For most refugees and immigrants, it's incredibly difficult to find a sense of belonging and stability in a new community. The uncertainty of resettlement can often feel isolating and challenging. For single parents, it can be overwhelming to resolve these uncertainties all at once.  

Rosa received support from the IRC in NJ resettlement team, and setting up key goals of the things she and her children needed in order to transition. Among these concerns, was applying for critical public benefits and her EAD card. While waiting for her public benefits, Rosa participated in English tutoring for a month and focused on enrolling her children in school. For any mother, this is the most important phase in the process, ensuring their children are enrolled in the correct grade and are emotionally prepared to begin classes.  

Rosa explains, “I was worried about my children’s emotional adjustment in school, that they would feel scared to start in a new environment. It’s not easy. I was surprised, though. I have seen nothing but motivation in them. My nine-year-old is happy but also a bit shy with her English, but I keep encouraging her to understand that it will take time”  

...And it does take time

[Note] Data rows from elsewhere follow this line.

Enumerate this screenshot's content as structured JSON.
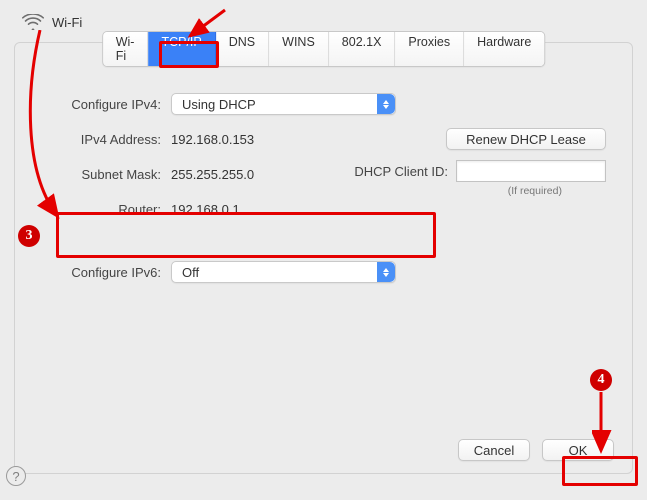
{
  "header": {
    "title": "Wi-Fi"
  },
  "tabs": {
    "items": [
      "Wi-Fi",
      "TCP/IP",
      "DNS",
      "WINS",
      "802.1X",
      "Proxies",
      "Hardware"
    ],
    "active_index": 1
  },
  "ipv4": {
    "configure_label": "Configure IPv4:",
    "configure_value": "Using DHCP",
    "address_label": "IPv4 Address:",
    "address_value": "192.168.0.153",
    "subnet_label": "Subnet Mask:",
    "subnet_value": "255.255.255.0",
    "router_label": "Router:",
    "router_value": "192.168.0.1"
  },
  "dhcp": {
    "renew_label": "Renew DHCP Lease",
    "client_id_label": "DHCP Client ID:",
    "client_id_value": "",
    "if_required": "(If required)"
  },
  "ipv6": {
    "configure_label": "Configure IPv6:",
    "configure_value": "Off"
  },
  "footer": {
    "cancel": "Cancel",
    "ok": "OK"
  },
  "help": "?",
  "annotations": {
    "step3": "3",
    "step4": "4"
  }
}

With the support of the housing specialists, Rosa and her two children now have an apartment that suits their family. The IRC in NJ gathered the support of its partners and volunteers to prepare a kid-friendly home for Rosa and her children. Come June, her children’s school year will come to a close, and Rosa will continue to focus on finding a job, and hopefully pursuing English classes herself. In the meantime, her plans are to take each day slowly and to focus on getting to know her new neighbourhood, whilst building a home for her children. The IRC in NJ wishes for all caregiver figures to find a sense of belonging and forwardness in their new phases in supporting their family with resettlement and taking care of their wellbeing.